Items listed in a dataset
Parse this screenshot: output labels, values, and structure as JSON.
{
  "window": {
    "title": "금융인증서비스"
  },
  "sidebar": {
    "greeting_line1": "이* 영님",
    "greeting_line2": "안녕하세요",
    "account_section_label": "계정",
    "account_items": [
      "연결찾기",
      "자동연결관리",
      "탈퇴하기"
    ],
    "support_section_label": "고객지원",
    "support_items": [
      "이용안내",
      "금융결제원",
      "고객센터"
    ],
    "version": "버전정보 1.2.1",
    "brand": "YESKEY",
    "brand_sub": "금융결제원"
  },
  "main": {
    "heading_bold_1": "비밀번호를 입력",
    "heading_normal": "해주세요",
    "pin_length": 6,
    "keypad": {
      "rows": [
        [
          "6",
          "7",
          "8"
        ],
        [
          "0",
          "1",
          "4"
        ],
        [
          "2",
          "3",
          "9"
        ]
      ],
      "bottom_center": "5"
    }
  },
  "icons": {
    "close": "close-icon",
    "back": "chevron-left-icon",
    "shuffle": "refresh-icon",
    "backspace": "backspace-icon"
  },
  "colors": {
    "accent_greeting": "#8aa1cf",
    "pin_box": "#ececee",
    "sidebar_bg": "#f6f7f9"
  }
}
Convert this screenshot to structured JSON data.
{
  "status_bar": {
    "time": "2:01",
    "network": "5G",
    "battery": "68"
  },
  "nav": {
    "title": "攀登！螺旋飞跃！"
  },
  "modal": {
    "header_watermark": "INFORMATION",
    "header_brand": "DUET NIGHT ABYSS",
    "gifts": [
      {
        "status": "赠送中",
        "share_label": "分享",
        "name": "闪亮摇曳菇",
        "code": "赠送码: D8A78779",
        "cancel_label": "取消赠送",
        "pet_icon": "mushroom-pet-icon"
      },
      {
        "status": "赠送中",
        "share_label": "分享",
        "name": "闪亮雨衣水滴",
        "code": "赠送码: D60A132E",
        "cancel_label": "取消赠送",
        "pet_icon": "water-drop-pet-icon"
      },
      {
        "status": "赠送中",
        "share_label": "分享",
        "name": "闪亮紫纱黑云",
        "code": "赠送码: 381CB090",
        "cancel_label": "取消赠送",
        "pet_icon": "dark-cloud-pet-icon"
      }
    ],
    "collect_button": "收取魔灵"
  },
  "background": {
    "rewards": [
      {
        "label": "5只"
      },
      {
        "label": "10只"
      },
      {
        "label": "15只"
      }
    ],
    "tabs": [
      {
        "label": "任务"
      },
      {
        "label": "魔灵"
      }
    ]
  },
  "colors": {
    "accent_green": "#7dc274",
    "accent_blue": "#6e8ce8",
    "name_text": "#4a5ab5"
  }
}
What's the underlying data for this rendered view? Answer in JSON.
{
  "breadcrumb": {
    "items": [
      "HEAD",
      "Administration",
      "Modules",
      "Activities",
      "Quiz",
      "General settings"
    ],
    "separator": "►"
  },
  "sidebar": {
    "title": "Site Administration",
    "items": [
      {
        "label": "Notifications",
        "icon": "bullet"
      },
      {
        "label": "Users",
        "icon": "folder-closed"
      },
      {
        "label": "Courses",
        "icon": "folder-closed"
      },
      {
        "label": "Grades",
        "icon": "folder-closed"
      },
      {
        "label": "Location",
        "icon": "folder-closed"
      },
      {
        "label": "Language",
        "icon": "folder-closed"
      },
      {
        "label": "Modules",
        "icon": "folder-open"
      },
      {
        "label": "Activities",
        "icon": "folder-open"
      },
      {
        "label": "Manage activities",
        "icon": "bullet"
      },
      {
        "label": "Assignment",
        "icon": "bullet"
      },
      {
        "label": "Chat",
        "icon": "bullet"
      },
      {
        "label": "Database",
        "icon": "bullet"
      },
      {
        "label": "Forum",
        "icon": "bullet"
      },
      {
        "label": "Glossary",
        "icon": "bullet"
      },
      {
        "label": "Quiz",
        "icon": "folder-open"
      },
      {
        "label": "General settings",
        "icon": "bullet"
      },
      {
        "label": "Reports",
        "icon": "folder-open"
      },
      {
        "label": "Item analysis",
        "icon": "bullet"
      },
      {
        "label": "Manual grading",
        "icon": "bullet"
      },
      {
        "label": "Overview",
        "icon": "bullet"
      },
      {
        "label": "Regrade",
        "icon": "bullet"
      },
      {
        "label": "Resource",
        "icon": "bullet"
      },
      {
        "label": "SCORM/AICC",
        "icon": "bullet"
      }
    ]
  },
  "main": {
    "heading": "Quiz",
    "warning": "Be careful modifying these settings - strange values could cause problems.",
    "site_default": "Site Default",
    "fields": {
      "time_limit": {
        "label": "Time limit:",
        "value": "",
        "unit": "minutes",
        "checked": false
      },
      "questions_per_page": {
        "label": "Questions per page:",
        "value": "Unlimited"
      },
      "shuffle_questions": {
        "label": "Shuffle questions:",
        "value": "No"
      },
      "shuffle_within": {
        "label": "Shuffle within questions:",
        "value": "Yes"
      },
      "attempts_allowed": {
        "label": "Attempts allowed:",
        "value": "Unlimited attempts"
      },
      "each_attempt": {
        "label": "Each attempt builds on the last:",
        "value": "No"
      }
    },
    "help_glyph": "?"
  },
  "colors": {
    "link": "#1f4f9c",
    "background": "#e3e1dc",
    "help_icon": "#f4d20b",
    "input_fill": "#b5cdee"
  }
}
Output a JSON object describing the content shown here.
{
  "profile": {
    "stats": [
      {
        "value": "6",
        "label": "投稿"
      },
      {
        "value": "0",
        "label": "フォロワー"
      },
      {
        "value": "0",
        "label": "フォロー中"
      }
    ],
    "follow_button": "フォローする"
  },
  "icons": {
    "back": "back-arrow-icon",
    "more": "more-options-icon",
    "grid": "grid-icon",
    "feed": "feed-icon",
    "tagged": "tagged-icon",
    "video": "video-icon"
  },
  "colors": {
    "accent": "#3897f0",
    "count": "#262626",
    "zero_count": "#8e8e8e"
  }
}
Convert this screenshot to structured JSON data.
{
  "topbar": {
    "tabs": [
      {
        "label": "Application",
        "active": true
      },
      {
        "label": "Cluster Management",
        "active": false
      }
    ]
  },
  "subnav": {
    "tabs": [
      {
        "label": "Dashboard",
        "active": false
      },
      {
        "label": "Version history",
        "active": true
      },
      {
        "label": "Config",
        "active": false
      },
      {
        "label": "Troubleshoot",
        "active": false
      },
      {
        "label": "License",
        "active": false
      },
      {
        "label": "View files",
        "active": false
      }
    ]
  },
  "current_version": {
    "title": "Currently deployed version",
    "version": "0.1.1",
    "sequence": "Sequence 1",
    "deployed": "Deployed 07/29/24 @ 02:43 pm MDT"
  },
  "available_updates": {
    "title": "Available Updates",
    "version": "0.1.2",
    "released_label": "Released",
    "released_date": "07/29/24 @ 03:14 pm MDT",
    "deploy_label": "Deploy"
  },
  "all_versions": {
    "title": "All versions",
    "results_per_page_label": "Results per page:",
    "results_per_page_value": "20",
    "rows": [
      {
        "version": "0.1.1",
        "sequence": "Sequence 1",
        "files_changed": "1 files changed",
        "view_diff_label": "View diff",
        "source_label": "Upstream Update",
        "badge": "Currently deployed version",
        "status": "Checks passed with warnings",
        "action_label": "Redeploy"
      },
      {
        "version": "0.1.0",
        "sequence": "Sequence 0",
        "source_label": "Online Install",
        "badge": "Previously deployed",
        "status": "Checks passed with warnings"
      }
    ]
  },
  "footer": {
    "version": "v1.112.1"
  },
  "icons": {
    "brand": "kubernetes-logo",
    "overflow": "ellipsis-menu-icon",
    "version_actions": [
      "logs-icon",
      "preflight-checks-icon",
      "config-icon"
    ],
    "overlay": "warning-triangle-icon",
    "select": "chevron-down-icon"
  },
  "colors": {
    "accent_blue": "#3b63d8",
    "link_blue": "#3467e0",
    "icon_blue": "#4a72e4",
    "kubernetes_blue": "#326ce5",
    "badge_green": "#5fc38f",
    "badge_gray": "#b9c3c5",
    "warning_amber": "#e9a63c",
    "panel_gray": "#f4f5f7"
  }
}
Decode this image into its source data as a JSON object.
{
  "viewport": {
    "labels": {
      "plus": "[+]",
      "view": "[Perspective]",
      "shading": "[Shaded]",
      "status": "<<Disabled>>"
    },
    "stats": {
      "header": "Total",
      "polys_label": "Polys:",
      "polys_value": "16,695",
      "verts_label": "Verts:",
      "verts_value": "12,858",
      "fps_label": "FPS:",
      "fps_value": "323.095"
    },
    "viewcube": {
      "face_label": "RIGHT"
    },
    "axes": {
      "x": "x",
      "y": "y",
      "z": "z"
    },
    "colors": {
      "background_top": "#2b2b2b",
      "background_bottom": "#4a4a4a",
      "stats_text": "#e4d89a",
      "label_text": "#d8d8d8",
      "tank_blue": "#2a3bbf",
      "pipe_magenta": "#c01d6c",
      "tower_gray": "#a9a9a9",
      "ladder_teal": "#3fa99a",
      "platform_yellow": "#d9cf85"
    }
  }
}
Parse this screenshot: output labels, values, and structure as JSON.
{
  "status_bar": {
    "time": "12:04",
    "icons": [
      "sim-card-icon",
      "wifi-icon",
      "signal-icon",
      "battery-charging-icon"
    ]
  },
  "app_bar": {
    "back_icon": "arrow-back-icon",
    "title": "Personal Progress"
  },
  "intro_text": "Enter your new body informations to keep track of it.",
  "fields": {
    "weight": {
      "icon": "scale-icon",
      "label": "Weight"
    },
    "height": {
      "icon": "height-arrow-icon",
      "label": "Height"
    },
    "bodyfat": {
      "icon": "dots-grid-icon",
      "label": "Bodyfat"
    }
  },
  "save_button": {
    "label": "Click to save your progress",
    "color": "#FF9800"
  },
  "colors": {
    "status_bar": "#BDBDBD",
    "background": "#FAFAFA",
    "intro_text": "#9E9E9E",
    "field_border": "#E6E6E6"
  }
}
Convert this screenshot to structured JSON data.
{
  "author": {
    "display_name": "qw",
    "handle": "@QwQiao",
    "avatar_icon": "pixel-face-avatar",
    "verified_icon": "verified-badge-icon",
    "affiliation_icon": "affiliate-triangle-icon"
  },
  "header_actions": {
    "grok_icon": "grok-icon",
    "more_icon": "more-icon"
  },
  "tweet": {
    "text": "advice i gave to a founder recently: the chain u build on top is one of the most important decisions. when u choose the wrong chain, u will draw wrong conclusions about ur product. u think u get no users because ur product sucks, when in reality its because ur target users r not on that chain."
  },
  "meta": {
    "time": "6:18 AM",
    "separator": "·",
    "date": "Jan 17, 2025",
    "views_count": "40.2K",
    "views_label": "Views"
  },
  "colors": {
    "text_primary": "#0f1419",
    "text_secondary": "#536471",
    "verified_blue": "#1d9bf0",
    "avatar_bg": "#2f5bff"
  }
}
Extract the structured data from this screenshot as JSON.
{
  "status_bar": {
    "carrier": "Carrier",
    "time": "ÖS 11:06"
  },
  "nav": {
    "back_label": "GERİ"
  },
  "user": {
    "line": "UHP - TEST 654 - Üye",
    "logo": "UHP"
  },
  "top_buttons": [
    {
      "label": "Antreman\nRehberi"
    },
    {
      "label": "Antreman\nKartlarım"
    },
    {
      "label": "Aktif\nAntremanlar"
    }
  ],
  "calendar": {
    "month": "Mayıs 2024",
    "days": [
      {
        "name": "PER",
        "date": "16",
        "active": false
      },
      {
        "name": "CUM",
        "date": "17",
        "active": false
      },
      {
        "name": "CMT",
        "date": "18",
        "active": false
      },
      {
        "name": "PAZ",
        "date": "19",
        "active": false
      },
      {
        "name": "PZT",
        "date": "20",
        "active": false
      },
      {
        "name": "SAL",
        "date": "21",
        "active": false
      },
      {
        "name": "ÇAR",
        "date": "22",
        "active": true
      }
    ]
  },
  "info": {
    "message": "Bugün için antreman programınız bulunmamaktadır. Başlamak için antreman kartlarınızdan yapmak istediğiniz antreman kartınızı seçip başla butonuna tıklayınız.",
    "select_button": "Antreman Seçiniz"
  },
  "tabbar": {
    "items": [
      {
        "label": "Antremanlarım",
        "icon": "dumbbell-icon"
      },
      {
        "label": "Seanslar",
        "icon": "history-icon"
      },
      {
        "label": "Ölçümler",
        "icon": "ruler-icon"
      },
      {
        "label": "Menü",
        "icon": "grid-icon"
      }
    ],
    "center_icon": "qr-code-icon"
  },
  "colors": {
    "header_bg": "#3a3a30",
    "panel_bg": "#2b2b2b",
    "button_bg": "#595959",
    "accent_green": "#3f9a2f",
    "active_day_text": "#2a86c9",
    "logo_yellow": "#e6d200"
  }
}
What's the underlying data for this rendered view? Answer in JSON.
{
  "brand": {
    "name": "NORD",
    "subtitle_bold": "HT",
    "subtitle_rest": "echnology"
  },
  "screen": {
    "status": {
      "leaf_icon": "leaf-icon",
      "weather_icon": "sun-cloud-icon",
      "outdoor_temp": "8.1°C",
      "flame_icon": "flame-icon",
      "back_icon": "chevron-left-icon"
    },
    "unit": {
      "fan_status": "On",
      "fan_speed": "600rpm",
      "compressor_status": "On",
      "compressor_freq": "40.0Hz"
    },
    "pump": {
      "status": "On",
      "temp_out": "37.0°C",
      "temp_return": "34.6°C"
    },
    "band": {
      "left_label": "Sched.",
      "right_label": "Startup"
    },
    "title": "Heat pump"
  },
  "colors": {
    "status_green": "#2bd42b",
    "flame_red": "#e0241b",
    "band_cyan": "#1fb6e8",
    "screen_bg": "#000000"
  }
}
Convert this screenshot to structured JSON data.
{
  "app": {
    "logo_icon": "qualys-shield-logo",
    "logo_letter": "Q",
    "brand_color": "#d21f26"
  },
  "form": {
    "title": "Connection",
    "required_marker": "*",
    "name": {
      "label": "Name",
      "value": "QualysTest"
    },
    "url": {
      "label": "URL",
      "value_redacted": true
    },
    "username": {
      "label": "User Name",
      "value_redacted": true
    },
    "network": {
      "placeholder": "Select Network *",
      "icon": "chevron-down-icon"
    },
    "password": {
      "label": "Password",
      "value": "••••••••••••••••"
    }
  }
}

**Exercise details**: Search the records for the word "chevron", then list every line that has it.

**Solution for this exercise**:
    "back": "chevron-left-icon",
    "select": "chevron-down-icon"
      "back_icon": "chevron-left-icon"
      "icon": "chevron-down-icon"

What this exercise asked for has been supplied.